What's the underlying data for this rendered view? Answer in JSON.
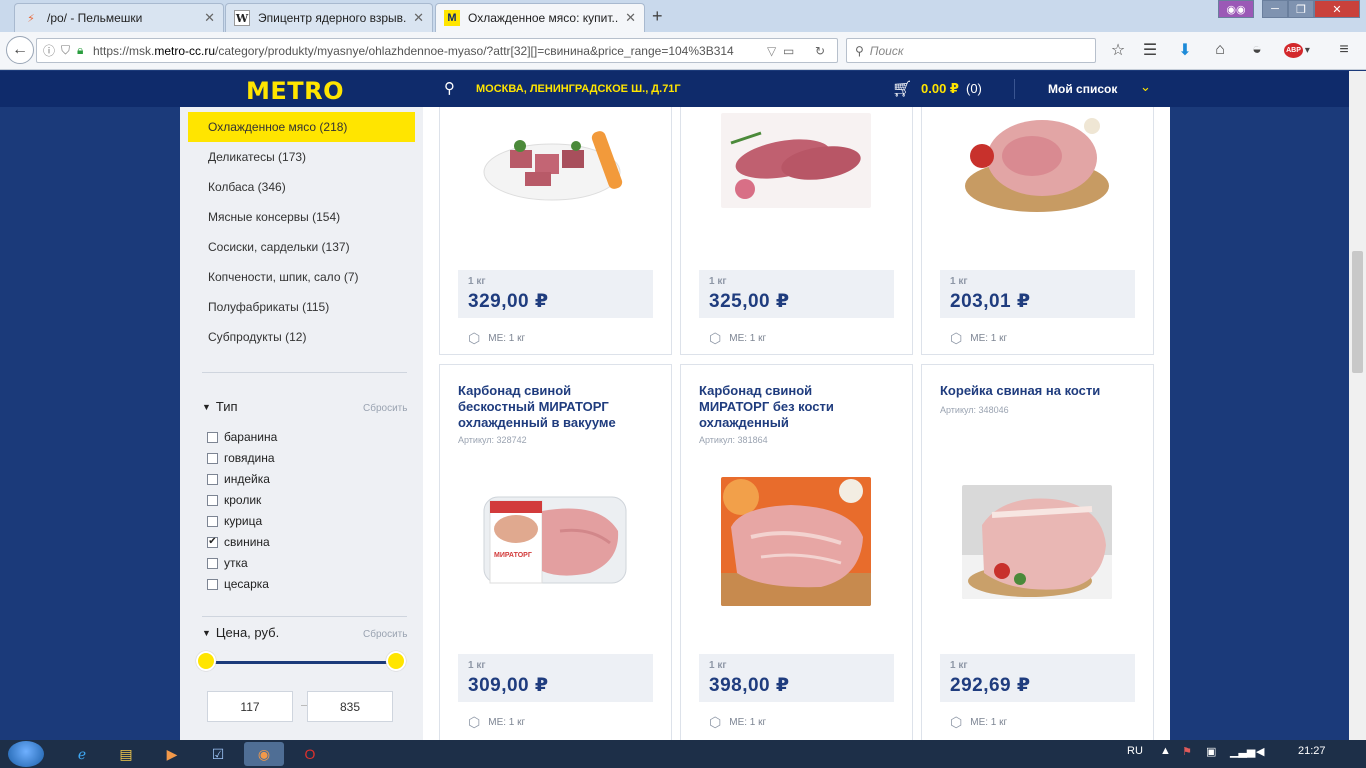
{
  "browser": {
    "tabs": [
      {
        "title": "/po/ - Пельмешки",
        "icon": "thunder-icon"
      },
      {
        "title": "Эпицентр ядерного взрыв...",
        "icon": "wikipedia-icon"
      },
      {
        "title": "Охлажденное мясо: купит...",
        "icon": "metro-icon"
      }
    ],
    "url_prefix": "https://msk.",
    "url_domain": "metro-cc.ru",
    "url_rest": "/category/produkty/myasnye/ohlazhdennoe-myaso/?attr[32][]=свинина&price_range=104%3B314",
    "search_placeholder": "Поиск",
    "adblock_label": "ABP"
  },
  "site": {
    "logo": "METRO",
    "address": "МОСКВА, ЛЕНИНГРАДСКОЕ Ш., Д.71Г",
    "cart_amount": "0.00 ₽",
    "cart_count": "(0)",
    "my_list": "Мой список"
  },
  "sidebar": {
    "categories": [
      {
        "label": "Охлажденное мясо (218)"
      },
      {
        "label": "Деликатесы (173)"
      },
      {
        "label": "Колбаса (346)"
      },
      {
        "label": "Мясные консервы (154)"
      },
      {
        "label": "Сосиски, сардельки (137)"
      },
      {
        "label": "Копчености, шпик, сало (7)"
      },
      {
        "label": "Полуфабрикаты (115)"
      },
      {
        "label": "Субпродукты (12)"
      }
    ],
    "type_filter": {
      "title": "Тип",
      "reset": "Сбросить",
      "options": [
        {
          "label": "баранина",
          "checked": false
        },
        {
          "label": "говядина",
          "checked": false
        },
        {
          "label": "индейка",
          "checked": false
        },
        {
          "label": "кролик",
          "checked": false
        },
        {
          "label": "курица",
          "checked": false
        },
        {
          "label": "свинина",
          "checked": true
        },
        {
          "label": "утка",
          "checked": false
        },
        {
          "label": "цесарка",
          "checked": false
        }
      ]
    },
    "price_filter": {
      "title": "Цена, руб.",
      "reset": "Сбросить",
      "min": "117",
      "max": "835"
    }
  },
  "products_top": [
    {
      "unit": "1 кг",
      "price": "329,00 ₽",
      "me": "МЕ: 1 кг"
    },
    {
      "unit": "1 кг",
      "price": "325,00 ₽",
      "me": "МЕ: 1 кг"
    },
    {
      "unit": "1 кг",
      "price": "203,01 ₽",
      "me": "МЕ: 1 кг"
    }
  ],
  "products_bottom": [
    {
      "name": "Карбонад свиной бескостный МИРАТОРГ охлажденный в вакууме",
      "sku": "Артикул: 328742",
      "unit": "1 кг",
      "price": "309,00 ₽",
      "me": "МЕ: 1 кг",
      "brand_label": "МИРАТОРГ"
    },
    {
      "name": "Карбонад свиной МИРАТОРГ без кости охлажденный",
      "sku": "Артикул: 381864",
      "unit": "1 кг",
      "price": "398,00 ₽",
      "me": "МЕ: 1 кг"
    },
    {
      "name": "Корейка свиная на кости",
      "sku": "Артикул: 348046",
      "unit": "1 кг",
      "price": "292,69 ₽",
      "me": "МЕ: 1 кг"
    }
  ],
  "taskbar": {
    "lang": "RU",
    "time": "21:27"
  },
  "colors": {
    "brand_yellow": "#ffe500",
    "brand_blue": "#0f2b6b",
    "price_blue": "#1f3c7e"
  }
}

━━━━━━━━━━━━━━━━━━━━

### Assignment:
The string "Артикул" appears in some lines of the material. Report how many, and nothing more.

### Solution:
3